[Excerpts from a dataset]
^^^^

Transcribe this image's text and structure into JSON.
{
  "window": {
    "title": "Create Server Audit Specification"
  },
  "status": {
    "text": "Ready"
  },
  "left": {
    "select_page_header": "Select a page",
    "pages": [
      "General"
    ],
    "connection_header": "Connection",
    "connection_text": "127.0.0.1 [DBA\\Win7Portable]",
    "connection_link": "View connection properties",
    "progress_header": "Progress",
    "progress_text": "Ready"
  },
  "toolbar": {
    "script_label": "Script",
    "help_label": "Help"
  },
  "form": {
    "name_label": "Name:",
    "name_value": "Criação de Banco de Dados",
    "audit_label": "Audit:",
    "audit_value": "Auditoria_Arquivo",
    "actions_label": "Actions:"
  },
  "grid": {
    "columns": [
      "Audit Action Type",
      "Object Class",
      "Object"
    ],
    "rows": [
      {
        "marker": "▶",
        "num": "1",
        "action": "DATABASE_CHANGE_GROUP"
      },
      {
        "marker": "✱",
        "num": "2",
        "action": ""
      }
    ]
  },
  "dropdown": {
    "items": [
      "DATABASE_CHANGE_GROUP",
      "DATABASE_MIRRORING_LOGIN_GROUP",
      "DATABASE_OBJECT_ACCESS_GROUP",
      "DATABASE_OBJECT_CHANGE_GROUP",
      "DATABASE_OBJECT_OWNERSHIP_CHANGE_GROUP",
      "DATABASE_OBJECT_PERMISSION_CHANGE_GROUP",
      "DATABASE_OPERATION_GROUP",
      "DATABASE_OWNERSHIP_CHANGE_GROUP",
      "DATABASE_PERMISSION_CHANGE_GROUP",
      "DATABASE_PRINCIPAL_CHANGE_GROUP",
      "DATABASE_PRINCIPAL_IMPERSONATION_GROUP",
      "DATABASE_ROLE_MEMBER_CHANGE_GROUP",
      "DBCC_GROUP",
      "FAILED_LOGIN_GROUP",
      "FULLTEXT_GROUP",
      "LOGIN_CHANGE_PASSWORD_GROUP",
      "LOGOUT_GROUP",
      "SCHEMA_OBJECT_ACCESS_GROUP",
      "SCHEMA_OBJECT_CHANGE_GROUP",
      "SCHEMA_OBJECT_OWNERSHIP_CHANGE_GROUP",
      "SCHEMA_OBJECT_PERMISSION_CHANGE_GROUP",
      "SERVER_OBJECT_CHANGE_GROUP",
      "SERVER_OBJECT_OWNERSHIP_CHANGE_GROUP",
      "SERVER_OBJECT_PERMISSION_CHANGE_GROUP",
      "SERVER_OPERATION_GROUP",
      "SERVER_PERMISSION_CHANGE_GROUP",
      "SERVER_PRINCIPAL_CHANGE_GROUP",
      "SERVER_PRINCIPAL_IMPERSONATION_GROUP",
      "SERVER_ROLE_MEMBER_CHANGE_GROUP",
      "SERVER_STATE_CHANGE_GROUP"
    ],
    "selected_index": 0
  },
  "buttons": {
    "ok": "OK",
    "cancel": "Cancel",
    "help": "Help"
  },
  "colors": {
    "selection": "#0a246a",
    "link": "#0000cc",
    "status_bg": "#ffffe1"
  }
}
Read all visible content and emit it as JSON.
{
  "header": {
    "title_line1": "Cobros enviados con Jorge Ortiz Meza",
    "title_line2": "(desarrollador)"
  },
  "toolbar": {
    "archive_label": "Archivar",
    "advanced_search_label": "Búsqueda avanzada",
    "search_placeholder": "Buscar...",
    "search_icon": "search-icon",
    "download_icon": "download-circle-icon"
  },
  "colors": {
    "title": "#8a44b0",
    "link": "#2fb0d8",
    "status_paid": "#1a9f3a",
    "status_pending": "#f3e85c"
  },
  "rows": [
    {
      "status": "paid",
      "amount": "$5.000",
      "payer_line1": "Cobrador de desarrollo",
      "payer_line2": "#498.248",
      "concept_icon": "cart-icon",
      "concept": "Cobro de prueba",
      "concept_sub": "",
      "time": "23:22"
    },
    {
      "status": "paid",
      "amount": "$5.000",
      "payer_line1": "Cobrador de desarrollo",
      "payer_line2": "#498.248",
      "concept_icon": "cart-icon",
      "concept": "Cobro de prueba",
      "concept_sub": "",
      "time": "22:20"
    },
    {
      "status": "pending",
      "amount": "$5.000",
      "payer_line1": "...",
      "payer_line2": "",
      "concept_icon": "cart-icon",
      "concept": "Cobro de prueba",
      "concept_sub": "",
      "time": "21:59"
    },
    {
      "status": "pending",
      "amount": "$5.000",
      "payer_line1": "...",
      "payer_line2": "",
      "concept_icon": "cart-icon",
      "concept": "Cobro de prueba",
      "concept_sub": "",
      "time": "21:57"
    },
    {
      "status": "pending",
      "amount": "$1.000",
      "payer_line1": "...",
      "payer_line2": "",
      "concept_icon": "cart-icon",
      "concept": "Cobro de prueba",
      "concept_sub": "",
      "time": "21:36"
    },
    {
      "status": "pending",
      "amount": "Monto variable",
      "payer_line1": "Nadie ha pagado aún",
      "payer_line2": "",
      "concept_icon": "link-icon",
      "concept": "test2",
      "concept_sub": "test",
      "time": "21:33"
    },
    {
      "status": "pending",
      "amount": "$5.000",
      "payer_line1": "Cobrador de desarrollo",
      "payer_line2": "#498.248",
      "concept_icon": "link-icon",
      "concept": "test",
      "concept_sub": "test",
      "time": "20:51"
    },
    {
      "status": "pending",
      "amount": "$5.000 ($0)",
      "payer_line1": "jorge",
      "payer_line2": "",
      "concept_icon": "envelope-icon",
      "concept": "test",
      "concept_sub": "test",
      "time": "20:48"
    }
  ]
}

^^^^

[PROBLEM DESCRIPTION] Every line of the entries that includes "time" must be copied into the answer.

[SOLUTION TO THIS PROBLEM]
      "time": "23:22"
      "time": "22:20"
      "time": "21:59"
      "time": "21:57"
      "time": "21:36"
      "time": "21:33"
      "time": "20:51"
      "time": "20:48"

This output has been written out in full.